= Beginning of Section =

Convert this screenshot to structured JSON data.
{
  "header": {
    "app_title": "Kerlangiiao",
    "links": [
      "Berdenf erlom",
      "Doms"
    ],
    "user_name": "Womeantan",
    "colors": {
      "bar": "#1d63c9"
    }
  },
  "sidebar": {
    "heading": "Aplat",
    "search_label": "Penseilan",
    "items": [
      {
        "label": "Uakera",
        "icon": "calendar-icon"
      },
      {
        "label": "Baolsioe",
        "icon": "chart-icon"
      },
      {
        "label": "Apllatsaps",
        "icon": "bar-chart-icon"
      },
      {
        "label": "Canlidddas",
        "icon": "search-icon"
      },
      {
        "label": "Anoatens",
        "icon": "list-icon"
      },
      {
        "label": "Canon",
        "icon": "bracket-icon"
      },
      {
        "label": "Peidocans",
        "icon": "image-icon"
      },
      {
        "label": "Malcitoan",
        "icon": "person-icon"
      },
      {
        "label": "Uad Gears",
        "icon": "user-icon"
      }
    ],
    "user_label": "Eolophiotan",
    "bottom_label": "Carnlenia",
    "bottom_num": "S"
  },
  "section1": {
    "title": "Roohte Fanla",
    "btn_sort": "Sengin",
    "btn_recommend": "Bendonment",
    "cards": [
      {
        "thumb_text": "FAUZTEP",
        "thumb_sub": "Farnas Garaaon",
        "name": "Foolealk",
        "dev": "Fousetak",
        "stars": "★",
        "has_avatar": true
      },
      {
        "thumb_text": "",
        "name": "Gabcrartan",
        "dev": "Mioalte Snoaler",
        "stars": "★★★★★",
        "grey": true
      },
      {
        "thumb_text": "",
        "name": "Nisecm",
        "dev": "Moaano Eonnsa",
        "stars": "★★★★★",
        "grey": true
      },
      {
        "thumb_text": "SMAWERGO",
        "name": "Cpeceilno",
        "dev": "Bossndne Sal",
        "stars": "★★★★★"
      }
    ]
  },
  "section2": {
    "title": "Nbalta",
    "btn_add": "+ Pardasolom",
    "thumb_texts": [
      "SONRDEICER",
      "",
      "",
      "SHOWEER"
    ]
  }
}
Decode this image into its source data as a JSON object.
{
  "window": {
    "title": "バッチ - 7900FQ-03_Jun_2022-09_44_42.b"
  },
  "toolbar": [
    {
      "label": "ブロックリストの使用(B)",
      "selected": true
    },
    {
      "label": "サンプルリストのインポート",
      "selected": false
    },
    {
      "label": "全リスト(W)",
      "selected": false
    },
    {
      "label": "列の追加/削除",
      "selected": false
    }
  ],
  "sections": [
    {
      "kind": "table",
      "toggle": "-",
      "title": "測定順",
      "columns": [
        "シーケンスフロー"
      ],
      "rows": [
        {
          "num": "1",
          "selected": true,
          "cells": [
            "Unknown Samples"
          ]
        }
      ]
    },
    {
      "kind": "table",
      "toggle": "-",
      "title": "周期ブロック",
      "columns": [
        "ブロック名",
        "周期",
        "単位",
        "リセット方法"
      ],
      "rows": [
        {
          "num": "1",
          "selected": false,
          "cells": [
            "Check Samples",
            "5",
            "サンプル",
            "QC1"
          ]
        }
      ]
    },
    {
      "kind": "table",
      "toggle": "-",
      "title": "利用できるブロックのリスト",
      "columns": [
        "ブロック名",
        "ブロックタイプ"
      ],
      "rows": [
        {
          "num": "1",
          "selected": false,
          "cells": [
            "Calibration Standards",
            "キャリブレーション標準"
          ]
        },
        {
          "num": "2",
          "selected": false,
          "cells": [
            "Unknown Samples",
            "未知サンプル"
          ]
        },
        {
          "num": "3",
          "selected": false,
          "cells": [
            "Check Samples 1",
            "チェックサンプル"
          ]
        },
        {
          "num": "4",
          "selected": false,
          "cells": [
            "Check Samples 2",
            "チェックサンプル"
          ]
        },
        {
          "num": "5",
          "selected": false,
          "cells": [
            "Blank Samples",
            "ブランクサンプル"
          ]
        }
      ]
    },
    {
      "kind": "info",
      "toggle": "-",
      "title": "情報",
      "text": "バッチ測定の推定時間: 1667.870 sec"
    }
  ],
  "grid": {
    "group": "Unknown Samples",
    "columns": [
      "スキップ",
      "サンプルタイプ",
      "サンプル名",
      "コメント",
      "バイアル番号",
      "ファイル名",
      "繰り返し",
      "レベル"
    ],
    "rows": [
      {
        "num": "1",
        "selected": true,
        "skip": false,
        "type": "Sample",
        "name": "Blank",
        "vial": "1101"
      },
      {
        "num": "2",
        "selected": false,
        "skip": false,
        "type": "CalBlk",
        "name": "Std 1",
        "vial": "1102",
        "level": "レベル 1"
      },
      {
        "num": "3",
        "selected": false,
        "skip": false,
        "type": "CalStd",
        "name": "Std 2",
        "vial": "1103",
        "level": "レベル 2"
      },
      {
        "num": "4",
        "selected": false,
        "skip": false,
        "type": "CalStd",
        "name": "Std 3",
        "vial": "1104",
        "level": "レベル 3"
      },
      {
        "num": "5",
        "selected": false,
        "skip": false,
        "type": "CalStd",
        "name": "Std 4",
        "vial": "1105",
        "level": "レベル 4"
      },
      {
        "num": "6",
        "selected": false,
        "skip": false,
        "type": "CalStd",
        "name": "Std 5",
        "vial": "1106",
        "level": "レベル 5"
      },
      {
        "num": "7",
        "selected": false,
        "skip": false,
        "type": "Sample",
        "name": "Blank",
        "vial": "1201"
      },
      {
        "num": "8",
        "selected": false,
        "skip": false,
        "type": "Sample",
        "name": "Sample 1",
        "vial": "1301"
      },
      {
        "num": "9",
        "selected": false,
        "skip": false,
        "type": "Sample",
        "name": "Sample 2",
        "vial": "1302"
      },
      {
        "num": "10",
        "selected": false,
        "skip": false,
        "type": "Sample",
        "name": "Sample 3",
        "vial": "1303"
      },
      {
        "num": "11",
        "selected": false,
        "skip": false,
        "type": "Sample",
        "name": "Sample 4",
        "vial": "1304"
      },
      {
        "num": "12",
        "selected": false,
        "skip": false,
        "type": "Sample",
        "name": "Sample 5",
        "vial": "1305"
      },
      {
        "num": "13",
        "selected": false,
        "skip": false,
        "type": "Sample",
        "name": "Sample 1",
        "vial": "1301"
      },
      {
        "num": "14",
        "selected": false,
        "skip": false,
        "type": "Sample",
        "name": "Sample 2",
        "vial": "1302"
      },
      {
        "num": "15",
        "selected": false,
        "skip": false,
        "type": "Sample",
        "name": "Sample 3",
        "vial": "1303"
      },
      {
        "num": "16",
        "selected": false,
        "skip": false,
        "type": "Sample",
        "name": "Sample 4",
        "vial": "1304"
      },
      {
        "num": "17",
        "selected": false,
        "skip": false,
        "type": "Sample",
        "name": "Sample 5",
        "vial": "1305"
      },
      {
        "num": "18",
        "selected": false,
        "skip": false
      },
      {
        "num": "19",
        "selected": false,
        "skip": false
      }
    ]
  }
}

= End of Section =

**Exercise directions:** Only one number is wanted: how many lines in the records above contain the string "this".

**Problem solution:** 2